What does the RAP mean to the individual and for the Australia Council?
The RAP is one of many things that is taking place and needs to take place to properly recognise the critical importance of Aboriginal and Torres Strait Islander art and culture in the Australian arts sector and Australian society. It is important to acknowledge that there are many views about reconciliation and some First Nations people are not in favour of this approach. It can be seen as a token gesture that does little to address the issues at an organisational or a personal level. However it can also be seen as a positive approach that does lead to greater awareness and understanding of the complex issues we face and to bring about change. There is great interest and genuine commitment within the Australia Council staff to confront these difficult issues. To understand about the history of invasion and colonization, and to learn more about the stories, art and culture of this land on which we live.
Over time has there been a change in the organisation in terms of the way people engage with Aboriginal and Torres Strait Islander arts and culture?
There has always been a strong focus on supporting Aboriginal and Torres Strait Islander arts and culture at the Australia Council, however we have recognized that we should do more to demonstrate our commitment to reconciliation at the organizational level. The RAP sets a road map for how we can change the way we work and the way we do business to recognize the valuable role that Aboriginal and Torres Strait Islander people play across our organization and in our community. Some of the changes are quite simple while others will take more time to embed and build into our organizational culture. However all of these actions will make a significant difference in the long term and demonstrate to the arts community that we are serious about keeping Aboriginal and Torres Strait Islander arts and culture strong.
The Australia Council has grown over the past 7 years in its understanding of Aboriginal and Torres Strait Islander arts and culture. When the RAP process started it was approached by staff at the time from a very naive understanding. Since 2010, the Australia Council had to undergo a deep reflective process that has ensured that everyone at Council has an understanding of the important role, our organisation and staff, can contribute to the conversation about reconciliation from a cultural/national narrative perspective.
What makes the Council’s RAP important now and where do you see it going?
Reconciliation is about individuals and communities, listening and learning and being open to different ways of doing things. It is a living process that involves many people, ideas and perspectives. It will always be a work in progress because there will always be new challenges. If we continue to approach such challenges with courage and understanding we will discover new knowledge and new ways of doing things. This will ensure that the Australia Council’s RAP and reconciliation in Australia more broadly, remains dynamic, contemporary and alive.

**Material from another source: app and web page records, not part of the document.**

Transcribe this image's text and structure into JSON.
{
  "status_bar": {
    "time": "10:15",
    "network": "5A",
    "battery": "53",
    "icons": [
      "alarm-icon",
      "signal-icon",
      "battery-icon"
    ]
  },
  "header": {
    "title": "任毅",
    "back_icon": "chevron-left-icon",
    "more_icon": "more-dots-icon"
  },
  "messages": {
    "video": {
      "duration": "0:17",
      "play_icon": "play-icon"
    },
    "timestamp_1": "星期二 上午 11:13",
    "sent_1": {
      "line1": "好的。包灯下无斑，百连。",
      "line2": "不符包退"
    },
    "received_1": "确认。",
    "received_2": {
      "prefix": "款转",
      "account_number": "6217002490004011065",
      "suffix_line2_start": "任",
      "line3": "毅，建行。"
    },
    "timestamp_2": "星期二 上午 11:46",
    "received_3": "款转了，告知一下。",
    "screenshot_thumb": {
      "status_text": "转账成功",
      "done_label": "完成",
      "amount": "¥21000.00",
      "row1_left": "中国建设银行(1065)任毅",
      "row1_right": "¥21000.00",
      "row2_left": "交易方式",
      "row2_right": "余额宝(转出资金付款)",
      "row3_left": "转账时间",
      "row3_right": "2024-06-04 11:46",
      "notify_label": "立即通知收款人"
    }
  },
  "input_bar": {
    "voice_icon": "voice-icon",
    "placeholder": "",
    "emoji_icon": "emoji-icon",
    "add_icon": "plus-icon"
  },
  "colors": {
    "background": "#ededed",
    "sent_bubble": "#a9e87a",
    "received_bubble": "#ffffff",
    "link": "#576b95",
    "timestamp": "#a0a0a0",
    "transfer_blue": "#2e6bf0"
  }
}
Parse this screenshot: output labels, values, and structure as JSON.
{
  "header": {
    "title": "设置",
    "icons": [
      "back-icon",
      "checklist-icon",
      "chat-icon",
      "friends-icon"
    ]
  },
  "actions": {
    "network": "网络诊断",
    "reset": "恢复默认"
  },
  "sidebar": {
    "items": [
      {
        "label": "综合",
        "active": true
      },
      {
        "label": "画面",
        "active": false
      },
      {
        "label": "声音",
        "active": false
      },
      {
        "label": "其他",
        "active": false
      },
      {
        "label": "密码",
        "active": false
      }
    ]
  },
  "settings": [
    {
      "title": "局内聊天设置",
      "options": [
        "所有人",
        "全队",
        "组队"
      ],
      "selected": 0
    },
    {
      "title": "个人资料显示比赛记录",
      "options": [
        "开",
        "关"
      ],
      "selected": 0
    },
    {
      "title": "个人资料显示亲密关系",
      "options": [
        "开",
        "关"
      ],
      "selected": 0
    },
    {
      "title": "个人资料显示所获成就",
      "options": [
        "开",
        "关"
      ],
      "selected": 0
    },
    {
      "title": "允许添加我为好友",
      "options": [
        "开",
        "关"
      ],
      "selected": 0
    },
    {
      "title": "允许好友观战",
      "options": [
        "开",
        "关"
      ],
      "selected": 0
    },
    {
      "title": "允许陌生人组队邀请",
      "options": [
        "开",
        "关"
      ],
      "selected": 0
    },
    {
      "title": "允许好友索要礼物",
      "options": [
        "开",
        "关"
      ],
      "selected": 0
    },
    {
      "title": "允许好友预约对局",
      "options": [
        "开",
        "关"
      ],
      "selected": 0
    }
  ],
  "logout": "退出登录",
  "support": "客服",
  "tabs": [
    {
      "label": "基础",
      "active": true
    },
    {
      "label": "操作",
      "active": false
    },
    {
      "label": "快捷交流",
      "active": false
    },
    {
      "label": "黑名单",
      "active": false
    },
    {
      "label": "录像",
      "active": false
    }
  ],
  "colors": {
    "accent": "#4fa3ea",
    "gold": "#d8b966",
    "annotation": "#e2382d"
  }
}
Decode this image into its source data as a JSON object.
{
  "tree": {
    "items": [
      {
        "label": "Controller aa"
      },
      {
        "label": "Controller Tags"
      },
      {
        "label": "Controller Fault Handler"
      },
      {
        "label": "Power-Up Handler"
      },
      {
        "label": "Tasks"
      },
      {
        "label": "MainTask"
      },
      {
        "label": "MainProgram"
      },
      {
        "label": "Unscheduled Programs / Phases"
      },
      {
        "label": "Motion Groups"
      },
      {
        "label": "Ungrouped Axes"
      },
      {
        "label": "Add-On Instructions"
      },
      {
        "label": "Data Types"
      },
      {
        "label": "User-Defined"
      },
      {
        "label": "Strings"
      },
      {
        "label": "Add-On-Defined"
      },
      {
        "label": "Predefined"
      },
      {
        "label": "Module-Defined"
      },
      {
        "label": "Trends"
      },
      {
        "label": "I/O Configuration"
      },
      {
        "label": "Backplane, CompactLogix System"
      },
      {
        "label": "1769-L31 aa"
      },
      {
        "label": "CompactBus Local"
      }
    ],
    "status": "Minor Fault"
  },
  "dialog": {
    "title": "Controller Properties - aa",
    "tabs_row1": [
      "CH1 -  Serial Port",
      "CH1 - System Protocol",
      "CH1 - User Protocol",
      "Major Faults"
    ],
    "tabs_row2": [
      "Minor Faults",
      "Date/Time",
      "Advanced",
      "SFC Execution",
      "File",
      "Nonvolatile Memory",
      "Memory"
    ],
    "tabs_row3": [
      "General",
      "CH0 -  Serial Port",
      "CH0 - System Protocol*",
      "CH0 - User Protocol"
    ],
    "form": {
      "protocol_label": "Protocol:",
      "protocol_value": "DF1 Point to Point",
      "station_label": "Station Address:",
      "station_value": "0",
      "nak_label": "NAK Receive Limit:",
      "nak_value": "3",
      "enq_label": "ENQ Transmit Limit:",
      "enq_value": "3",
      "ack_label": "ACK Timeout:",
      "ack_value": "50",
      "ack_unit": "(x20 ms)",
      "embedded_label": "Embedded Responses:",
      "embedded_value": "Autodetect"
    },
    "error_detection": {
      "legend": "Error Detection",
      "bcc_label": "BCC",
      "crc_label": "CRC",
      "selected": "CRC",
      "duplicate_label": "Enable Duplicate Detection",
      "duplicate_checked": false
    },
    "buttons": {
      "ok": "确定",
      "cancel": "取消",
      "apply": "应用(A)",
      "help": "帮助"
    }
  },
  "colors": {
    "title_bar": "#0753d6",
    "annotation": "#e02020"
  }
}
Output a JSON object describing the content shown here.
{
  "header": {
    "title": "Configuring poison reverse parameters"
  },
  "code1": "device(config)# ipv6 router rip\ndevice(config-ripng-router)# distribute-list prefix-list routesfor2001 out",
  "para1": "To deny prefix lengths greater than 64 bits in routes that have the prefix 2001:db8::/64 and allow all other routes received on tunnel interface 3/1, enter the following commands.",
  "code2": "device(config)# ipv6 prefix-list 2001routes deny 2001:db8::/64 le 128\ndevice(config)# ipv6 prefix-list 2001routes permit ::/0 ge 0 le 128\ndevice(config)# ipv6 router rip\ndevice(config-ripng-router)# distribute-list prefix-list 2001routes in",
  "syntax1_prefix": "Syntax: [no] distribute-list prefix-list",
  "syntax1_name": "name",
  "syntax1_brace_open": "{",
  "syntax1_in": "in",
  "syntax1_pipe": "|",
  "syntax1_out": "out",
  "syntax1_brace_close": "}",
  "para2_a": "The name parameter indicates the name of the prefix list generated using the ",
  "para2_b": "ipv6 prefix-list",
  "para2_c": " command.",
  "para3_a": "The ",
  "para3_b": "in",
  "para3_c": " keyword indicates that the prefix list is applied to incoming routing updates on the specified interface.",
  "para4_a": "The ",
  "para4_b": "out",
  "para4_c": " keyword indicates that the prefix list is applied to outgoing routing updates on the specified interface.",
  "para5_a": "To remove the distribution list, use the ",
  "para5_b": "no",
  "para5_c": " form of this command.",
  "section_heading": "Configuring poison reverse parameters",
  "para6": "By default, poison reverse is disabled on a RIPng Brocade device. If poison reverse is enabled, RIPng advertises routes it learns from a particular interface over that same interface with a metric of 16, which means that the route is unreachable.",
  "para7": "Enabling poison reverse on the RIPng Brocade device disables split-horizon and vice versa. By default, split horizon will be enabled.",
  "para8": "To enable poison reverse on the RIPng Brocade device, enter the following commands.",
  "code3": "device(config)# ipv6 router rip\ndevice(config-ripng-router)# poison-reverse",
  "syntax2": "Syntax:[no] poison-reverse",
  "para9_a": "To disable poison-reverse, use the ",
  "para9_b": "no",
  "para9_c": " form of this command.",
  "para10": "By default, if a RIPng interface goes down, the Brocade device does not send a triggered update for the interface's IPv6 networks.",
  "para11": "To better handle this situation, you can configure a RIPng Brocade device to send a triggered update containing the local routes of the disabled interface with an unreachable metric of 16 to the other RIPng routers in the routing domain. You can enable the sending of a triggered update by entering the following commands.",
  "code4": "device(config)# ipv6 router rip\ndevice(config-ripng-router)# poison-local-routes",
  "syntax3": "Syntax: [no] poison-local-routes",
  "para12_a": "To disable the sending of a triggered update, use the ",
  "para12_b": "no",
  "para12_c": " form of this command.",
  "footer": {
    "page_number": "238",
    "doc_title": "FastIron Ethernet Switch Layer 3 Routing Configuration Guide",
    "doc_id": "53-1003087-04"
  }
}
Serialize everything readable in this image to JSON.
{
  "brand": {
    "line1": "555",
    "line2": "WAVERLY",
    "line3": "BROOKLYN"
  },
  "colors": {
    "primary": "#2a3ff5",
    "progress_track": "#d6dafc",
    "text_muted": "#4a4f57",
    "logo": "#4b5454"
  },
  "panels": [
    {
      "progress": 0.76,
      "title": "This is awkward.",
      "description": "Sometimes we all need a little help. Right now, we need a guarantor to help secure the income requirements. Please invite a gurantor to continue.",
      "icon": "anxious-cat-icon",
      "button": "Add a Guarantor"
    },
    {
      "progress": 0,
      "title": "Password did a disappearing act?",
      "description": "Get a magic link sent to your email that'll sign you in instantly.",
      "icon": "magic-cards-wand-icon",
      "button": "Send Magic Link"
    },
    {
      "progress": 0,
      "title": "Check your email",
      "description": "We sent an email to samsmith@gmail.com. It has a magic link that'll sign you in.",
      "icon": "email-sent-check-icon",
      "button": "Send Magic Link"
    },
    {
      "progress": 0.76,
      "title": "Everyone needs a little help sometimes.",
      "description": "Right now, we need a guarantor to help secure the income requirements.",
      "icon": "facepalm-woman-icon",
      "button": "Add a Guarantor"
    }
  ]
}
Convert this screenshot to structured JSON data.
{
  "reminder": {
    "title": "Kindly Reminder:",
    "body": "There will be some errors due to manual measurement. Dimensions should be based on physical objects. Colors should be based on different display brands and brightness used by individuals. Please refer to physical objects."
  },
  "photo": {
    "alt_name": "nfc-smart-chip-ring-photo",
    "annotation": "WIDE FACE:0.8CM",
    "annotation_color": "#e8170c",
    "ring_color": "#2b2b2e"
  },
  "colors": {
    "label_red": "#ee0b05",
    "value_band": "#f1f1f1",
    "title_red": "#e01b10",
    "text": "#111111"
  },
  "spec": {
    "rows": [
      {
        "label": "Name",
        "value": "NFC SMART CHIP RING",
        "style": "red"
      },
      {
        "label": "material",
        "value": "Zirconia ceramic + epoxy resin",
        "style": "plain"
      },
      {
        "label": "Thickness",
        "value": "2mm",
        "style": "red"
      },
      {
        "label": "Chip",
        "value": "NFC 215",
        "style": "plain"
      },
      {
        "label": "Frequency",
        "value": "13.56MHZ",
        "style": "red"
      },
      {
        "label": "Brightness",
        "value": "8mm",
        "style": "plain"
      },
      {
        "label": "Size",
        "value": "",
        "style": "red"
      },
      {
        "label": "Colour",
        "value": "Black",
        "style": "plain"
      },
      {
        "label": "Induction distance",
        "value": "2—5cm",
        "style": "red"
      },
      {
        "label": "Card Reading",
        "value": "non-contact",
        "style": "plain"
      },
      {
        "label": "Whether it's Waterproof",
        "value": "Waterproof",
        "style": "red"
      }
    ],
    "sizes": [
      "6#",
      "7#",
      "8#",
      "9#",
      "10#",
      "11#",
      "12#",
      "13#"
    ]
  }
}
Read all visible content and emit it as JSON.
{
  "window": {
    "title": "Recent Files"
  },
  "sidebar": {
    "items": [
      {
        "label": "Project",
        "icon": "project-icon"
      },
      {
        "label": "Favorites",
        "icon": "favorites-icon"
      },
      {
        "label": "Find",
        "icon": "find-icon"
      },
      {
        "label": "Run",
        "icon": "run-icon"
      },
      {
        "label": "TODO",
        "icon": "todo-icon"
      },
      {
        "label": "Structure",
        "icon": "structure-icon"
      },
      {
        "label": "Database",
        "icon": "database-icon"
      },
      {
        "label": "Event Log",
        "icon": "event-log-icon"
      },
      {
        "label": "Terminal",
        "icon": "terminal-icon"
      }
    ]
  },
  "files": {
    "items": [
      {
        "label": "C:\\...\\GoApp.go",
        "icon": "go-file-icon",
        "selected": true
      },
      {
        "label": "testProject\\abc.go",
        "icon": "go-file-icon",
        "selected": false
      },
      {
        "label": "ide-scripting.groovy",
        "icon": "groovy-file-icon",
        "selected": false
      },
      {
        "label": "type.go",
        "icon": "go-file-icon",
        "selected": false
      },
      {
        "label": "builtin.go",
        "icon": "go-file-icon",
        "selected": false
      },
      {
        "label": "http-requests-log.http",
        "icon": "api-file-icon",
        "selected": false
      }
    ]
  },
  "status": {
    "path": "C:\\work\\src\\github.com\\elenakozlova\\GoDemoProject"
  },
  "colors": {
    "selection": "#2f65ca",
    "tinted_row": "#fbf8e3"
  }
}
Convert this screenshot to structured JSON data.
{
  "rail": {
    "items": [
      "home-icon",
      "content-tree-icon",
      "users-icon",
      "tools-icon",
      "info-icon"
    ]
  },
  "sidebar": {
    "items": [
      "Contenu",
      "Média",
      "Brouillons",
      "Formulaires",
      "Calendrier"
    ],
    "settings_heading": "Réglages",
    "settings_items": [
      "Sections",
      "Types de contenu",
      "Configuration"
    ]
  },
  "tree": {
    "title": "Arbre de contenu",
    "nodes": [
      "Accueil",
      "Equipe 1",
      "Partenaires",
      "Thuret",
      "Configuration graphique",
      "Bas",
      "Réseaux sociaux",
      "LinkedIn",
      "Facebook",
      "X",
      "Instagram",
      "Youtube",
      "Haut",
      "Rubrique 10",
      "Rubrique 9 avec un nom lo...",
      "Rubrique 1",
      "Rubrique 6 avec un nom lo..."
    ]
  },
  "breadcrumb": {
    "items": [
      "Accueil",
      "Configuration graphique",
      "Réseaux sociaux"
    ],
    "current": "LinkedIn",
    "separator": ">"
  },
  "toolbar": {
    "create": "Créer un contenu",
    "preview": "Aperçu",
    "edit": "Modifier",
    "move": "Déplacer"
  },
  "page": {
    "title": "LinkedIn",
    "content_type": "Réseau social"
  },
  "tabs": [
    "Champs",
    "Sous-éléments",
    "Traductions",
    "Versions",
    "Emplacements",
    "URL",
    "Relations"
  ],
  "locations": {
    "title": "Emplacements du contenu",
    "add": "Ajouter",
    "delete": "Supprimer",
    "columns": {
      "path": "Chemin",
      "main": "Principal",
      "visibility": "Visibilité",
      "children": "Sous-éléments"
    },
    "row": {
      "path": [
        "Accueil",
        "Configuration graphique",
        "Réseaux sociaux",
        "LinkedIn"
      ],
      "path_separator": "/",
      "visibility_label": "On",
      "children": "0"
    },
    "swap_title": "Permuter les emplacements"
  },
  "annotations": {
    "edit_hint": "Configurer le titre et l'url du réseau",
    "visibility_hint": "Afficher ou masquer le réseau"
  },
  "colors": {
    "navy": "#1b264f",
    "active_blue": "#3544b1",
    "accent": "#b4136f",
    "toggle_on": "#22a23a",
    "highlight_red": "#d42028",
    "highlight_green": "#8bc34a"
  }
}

The Australia Council’s RAP is extremely important now, we’re at a point in time where we’re moving from a reflective internal process to a proactive external process working with the wider arts community. The Arts play an important role in the conversation about the national narrative, and reconciliation is a fundamental component of this conversation. The Australia Council is in a particularly unique position to work with the wider arts community to lead this conversation as we have relationships with individual artists, arts organsiations and community groups across Australia.